[Extracted records]
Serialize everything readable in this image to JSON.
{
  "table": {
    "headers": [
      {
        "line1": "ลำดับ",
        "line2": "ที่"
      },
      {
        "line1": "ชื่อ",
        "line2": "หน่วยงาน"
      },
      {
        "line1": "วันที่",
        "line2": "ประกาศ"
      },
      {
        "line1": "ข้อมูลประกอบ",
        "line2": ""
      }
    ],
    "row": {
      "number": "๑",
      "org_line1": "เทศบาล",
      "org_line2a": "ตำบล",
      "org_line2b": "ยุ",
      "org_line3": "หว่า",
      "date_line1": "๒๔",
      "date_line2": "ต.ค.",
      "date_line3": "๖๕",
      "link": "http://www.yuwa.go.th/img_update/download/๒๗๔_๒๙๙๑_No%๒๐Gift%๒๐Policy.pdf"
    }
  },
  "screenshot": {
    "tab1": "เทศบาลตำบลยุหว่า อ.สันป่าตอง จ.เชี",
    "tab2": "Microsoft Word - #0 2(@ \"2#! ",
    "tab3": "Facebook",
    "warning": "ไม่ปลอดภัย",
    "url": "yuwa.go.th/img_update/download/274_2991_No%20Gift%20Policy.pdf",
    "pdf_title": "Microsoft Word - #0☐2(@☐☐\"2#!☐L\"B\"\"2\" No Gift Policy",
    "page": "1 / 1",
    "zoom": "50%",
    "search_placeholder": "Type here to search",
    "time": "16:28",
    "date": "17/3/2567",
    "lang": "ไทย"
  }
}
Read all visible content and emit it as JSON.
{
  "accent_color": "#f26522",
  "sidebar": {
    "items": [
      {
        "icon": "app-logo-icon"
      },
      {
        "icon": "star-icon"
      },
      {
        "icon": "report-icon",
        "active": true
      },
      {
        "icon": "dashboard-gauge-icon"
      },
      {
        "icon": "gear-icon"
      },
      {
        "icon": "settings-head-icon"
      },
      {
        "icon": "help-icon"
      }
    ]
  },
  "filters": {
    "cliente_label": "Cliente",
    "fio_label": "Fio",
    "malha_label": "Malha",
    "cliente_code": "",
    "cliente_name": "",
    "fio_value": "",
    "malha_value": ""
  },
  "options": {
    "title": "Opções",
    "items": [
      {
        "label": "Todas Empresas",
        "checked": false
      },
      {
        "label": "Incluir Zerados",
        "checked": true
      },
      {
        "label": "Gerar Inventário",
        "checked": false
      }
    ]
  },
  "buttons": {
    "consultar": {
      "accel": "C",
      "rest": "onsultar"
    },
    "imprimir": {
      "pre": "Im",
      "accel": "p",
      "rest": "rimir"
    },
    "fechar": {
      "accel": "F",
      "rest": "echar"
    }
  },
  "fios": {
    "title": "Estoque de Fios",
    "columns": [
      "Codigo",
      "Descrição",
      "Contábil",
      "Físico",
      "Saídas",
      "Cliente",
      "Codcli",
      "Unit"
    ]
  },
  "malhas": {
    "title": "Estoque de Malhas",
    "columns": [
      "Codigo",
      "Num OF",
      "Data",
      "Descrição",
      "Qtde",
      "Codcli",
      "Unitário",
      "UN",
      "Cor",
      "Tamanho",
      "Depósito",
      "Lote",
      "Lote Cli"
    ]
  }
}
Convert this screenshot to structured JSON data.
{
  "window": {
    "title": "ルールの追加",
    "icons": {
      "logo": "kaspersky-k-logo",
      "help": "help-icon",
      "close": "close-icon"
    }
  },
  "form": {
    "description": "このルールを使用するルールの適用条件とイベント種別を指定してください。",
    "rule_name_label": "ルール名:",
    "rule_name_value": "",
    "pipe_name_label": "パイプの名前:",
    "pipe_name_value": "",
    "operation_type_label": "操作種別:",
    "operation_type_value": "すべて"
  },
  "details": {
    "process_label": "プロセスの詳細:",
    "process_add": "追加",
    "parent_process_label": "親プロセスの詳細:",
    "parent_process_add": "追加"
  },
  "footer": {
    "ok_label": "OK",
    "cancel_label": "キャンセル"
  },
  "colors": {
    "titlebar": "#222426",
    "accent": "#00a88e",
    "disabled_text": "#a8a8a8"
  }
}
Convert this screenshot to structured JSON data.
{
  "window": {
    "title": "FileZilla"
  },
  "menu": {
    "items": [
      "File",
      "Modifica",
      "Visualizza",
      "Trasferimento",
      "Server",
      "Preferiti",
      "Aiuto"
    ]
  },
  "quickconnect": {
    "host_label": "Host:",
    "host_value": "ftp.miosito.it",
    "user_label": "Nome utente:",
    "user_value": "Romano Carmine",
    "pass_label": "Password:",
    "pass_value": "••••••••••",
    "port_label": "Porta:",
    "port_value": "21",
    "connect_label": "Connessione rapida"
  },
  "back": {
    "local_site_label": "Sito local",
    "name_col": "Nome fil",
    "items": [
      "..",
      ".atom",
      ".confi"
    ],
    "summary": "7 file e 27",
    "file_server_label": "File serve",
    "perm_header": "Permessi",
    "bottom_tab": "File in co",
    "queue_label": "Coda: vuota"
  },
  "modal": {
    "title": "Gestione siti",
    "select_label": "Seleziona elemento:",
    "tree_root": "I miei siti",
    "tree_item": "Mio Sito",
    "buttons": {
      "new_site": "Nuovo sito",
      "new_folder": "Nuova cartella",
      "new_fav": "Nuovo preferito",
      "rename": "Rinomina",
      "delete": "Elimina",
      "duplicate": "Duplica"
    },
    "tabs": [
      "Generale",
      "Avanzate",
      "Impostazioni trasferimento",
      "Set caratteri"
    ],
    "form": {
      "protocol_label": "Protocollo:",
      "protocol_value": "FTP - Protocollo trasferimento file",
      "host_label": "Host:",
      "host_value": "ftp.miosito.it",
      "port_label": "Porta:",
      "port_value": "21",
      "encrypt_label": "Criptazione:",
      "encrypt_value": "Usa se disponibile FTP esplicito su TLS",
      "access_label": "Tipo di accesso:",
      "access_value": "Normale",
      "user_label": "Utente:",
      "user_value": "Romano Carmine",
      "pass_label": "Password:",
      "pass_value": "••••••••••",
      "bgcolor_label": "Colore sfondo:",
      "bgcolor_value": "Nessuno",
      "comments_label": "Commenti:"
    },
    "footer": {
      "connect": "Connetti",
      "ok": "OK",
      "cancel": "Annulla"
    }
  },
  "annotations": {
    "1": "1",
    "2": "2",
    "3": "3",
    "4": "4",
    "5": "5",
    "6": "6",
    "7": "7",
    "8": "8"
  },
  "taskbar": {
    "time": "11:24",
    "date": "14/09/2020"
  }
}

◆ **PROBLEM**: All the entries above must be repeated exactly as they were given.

◆ **TASK OUTPUT**:
Serialize everything readable in this image to JSON.
{
  "table": {
    "headers": [
      {
        "line1": "ลำดับ",
        "line2": "ที่"
      },
      {
        "line1": "ชื่อ",
        "line2": "หน่วยงาน"
      },
      {
        "line1": "วันที่",
        "line2": "ประกาศ"
      },
      {
        "line1": "ข้อมูลประกอบ",
        "line2": ""
      }
    ],
    "row": {
      "number": "๑",
      "org_line1": "เทศบาล",
      "org_line2a": "ตำบล",
      "org_line2b": "ยุ",
      "org_line3": "หว่า",
      "date_line1": "๒๔",
      "date_line2": "ต.ค.",
      "date_line3": "๖๕",
      "link": "http://www.yuwa.go.th/img_update/download/๒๗๔_๒๙๙๑_No%๒๐Gift%๒๐Policy.pdf"
    }
  },
  "screenshot": {
    "tab1": "เทศบาลตำบลยุหว่า อ.สันป่าตอง จ.เชี",
    "tab2": "Microsoft Word - #0 2(@ \"2#! ",
    "tab3": "Facebook",
    "warning": "ไม่ปลอดภัย",
    "url": "yuwa.go.th/img_update/download/274_2991_No%20Gift%20Policy.pdf",
    "pdf_title": "Microsoft Word - #0☐2(@☐☐\"2#!☐L\"B\"\"2\" No Gift Policy",
    "page": "1 / 1",
    "zoom": "50%",
    "search_placeholder": "Type here to search",
    "time": "16:28",
    "date": "17/3/2567",
    "lang": "ไทย"
  }
}
Read all visible content and emit it as JSON.
{
  "accent_color": "#f26522",
  "sidebar": {
    "items": [
      {
        "icon": "app-logo-icon"
      },
      {
        "icon": "star-icon"
      },
      {
        "icon": "report-icon",
        "active": true
      },
      {
        "icon": "dashboard-gauge-icon"
      },
      {
        "icon": "gear-icon"
      },
      {
        "icon": "settings-head-icon"
      },
      {
        "icon": "help-icon"
      }
    ]
  },
  "filters": {
    "cliente_label": "Cliente",
    "fio_label": "Fio",
    "malha_label": "Malha",
    "cliente_code": "",
    "cliente_name": "",
    "fio_value": "",
    "malha_value": ""
  },
  "options": {
    "title": "Opções",
    "items": [
      {
        "label": "Todas Empresas",
        "checked": false
      },
      {
        "label": "Incluir Zerados",
        "checked": true
      },
      {
        "label": "Gerar Inventário",
        "checked": false
      }
    ]
  },
  "buttons": {
    "consultar": {
      "accel": "C",
      "rest": "onsultar"
    },
    "imprimir": {
      "pre": "Im",
      "accel": "p",
      "rest": "rimir"
    },
    "fechar": {
      "accel": "F",
      "rest": "echar"
    }
  },
  "fios": {
    "title": "Estoque de Fios",
    "columns": [
      "Codigo",
      "Descrição",
      "Contábil",
      "Físico",
      "Saídas",
      "Cliente",
      "Codcli",
      "Unit"
    ]
  },
  "malhas": {
    "title": "Estoque de Malhas",
    "columns": [
      "Codigo",
      "Num OF",
      "Data",
      "Descrição",
      "Qtde",
      "Codcli",
      "Unitário",
      "UN",
      "Cor",
      "Tamanho",
      "Depósito",
      "Lote",
      "Lote Cli"
    ]
  }
}
Convert this screenshot to structured JSON data.
{
  "window": {
    "title": "ルールの追加",
    "icons": {
      "logo": "kaspersky-k-logo",
      "help": "help-icon",
      "close": "close-icon"
    }
  },
  "form": {
    "description": "このルールを使用するルールの適用条件とイベント種別を指定してください。",
    "rule_name_label": "ルール名:",
    "rule_name_value": "",
    "pipe_name_label": "パイプの名前:",
    "pipe_name_value": "",
    "operation_type_label": "操作種別:",
    "operation_type_value": "すべて"
  },
  "details": {
    "process_label": "プロセスの詳細:",
    "process_add": "追加",
    "parent_process_label": "親プロセスの詳細:",
    "parent_process_add": "追加"
  },
  "footer": {
    "ok_label": "OK",
    "cancel_label": "キャンセル"
  },
  "colors": {
    "titlebar": "#222426",
    "accent": "#00a88e",
    "disabled_text": "#a8a8a8"
  }
}
Convert this screenshot to structured JSON data.
{
  "window": {
    "title": "FileZilla"
  },
  "menu": {
    "items": [
      "File",
      "Modifica",
      "Visualizza",
      "Trasferimento",
      "Server",
      "Preferiti",
      "Aiuto"
    ]
  },
  "quickconnect": {
    "host_label": "Host:",
    "host_value": "ftp.miosito.it",
    "user_label": "Nome utente:",
    "user_value": "Romano Carmine",
    "pass_label": "Password:",
    "pass_value": "••••••••••",
    "port_label": "Porta:",
    "port_value": "21",
    "connect_label": "Connessione rapida"
  },
  "back": {
    "local_site_label": "Sito local",
    "name_col": "Nome fil",
    "items": [
      "..",
      ".atom",
      ".confi"
    ],
    "summary": "7 file e 27",
    "file_server_label": "File serve",
    "perm_header": "Permessi",
    "bottom_tab": "File in co",
    "queue_label": "Coda: vuota"
  },
  "modal": {
    "title": "Gestione siti",
    "select_label": "Seleziona elemento:",
    "tree_root": "I miei siti",
    "tree_item": "Mio Sito",
    "buttons": {
      "new_site": "Nuovo sito",
      "new_folder": "Nuova cartella",
      "new_fav": "Nuovo preferito",
      "rename": "Rinomina",
      "delete": "Elimina",
      "duplicate": "Duplica"
    },
    "tabs": [
      "Generale",
      "Avanzate",
      "Impostazioni trasferimento",
      "Set caratteri"
    ],
    "form": {
      "protocol_label": "Protocollo:",
      "protocol_value": "FTP - Protocollo trasferimento file",
      "host_label": "Host:",
      "host_value": "ftp.miosito.it",
      "port_label": "Porta:",
      "port_value": "21",
      "encrypt_label": "Criptazione:",
      "encrypt_value": "Usa se disponibile FTP esplicito su TLS",
      "access_label": "Tipo di accesso:",
      "access_value": "Normale",
      "user_label": "Utente:",
      "user_value": "Romano Carmine",
      "pass_label": "Password:",
      "pass_value": "••••••••••",
      "bgcolor_label": "Colore sfondo:",
      "bgcolor_value": "Nessuno",
      "comments_label": "Commenti:"
    },
    "footer": {
      "connect": "Connetti",
      "ok": "OK",
      "cancel": "Annulla"
    }
  },
  "annotations": {
    "1": "1",
    "2": "2",
    "3": "3",
    "4": "4",
    "5": "5",
    "6": "6",
    "7": "7",
    "8": "8"
  },
  "taskbar": {
    "time": "11:24",
    "date": "14/09/2020"
  }
}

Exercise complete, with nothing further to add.